Via Perth Now:
A PROMINENT Perth toxicologist has told the State Coroner he had several arguments with his cancer-stricken wife over having surgery that she ultimately refused.
At an inquest into Penelope Dingle’s 2005 death, Peter Dingle this afternoon told the Coroners Court that he tried to convince his wife to have surgery after she was diagnosed with colorectal cancer in February 2003.
Mrs Dingle, who attempted to treat the cancer with homeopathy and natural remedies, died in August 2005 after suffering a rectal tumour.
When questioned by State Coroner Alastair Hope why he had not booked his wife in for surgery shortly after learning she had cancer, Dr Dingle said he had been unable to convince her and said he had no control over his wife.

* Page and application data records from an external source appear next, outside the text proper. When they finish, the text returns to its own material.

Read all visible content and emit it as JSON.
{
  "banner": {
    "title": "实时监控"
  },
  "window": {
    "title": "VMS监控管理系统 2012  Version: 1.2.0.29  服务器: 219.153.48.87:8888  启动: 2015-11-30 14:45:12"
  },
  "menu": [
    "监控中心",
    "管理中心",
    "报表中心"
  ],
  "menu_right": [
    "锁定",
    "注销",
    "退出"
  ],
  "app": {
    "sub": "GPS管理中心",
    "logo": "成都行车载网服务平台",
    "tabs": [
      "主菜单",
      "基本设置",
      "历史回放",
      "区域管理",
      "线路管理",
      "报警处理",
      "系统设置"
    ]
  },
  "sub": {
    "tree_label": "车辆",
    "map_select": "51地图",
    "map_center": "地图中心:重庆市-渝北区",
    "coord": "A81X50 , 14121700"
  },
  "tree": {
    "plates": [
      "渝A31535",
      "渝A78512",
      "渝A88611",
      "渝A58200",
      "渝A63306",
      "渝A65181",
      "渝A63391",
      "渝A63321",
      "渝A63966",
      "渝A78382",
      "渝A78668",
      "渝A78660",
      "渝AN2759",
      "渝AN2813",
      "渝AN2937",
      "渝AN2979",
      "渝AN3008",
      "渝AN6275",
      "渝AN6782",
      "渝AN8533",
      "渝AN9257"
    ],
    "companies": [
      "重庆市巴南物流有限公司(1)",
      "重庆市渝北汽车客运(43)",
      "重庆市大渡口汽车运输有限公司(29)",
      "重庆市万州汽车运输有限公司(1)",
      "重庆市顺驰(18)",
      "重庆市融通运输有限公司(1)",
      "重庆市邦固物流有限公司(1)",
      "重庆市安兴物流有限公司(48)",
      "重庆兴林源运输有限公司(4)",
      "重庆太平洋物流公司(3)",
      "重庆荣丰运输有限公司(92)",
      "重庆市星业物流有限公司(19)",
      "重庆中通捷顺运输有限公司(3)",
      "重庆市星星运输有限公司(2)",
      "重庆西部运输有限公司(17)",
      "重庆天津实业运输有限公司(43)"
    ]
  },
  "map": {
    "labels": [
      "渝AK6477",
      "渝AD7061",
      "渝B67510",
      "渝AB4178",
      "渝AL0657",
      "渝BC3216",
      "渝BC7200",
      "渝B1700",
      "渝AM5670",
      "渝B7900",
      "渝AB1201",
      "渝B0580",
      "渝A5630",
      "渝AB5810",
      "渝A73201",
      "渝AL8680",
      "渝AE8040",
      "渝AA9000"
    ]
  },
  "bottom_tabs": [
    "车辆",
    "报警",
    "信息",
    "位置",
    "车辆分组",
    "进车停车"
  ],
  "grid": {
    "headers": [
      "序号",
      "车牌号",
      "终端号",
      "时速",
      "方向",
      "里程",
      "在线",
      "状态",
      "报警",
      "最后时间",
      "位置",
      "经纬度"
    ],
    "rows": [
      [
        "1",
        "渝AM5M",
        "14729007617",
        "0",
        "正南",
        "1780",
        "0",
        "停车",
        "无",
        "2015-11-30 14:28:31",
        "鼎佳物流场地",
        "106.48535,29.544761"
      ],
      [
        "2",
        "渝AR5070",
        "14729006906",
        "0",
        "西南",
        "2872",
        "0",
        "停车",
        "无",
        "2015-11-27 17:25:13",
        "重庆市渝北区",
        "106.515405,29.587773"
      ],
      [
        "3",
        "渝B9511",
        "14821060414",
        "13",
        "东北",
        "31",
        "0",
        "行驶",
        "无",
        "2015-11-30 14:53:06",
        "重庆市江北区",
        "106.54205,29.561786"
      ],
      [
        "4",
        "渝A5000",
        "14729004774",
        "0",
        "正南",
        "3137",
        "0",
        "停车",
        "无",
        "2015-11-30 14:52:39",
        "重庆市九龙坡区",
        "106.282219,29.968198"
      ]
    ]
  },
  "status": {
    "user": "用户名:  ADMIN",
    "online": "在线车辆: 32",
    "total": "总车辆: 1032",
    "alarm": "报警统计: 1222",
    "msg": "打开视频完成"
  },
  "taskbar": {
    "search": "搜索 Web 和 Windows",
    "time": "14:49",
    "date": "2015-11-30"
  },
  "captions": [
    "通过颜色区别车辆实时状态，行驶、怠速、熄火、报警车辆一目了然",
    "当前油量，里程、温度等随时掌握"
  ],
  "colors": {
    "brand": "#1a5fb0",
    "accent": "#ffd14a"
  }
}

Yet there is another side to this story that is especially disturbing. Several media outlets have reported that Dr. Dingle’s role in the death of his wife may have been more direct. In fact, it has been reported that he had agreed to pact to have his wife’s treatment limited entirely to “alternative” medicine, with the expectation that he would write a book on how he had cured his wife’s cancer using homeopathy and alternative means.
Via the Australian:
Giving evidence at Dingle’s inquest yesterday before West Australian Coroner Alastair Hope, her sister Toni Brown said seeing Dingle in 2003 was like watching “somebody being tortured”.
She said she had been told by one of the couple’s close friends that the Dingles had a pact with the homeopath treating Dingle, Francine Scrayen.
Under the pact, they agreed that only alternative medicine would be used and Dr Dingle would then write a book about curing his wife’s cancer.
Mrs Brown said that under the agreement, Dr Dingle would look after his wife’s vitamin and antioxidant treatment and Ms Scrayen would deal with homeopathy treatments and diet.
Mrs Brown said that in 2003 her sister was on a strict diet and lost a significant amount of weight but each time she expressed concern, Dingle and her husband told her the treatment was going well.
It’s certainly a dicey situation, but if Peter Dingle or Francine Scrayen in any way worked to convince Penelope Dingle that she did not need real medical treatment or pressured her not to have the surgery, then the may very well be criminally responsible for her death. A spouse can certainly have a great deal of influence, especially if they use their background or education to try to imply that they know what’s best. For a sick and dying woman, a strong-handed husband may have the power to keep her away from the help she needs.
Of course, what role Peter Dingle may have played is still unproven and he is entitled to the presumption of innocence. What is clear is the guilt of the ridiculous practice of homeopathy, which has taken many lives by denying or displacing real medical treatment.
If you have a loved one who has cancer that is treatable but will be deadly without the proper treatment, and if they choose homeopathy, recognize that unless you can talk some sense into them, they’re going to die a horrible and painful death. Argue with them, yell at them, if you have to, cry or beg if you have to, unless you’d rather be respectful and watch them die – because that is what will happen.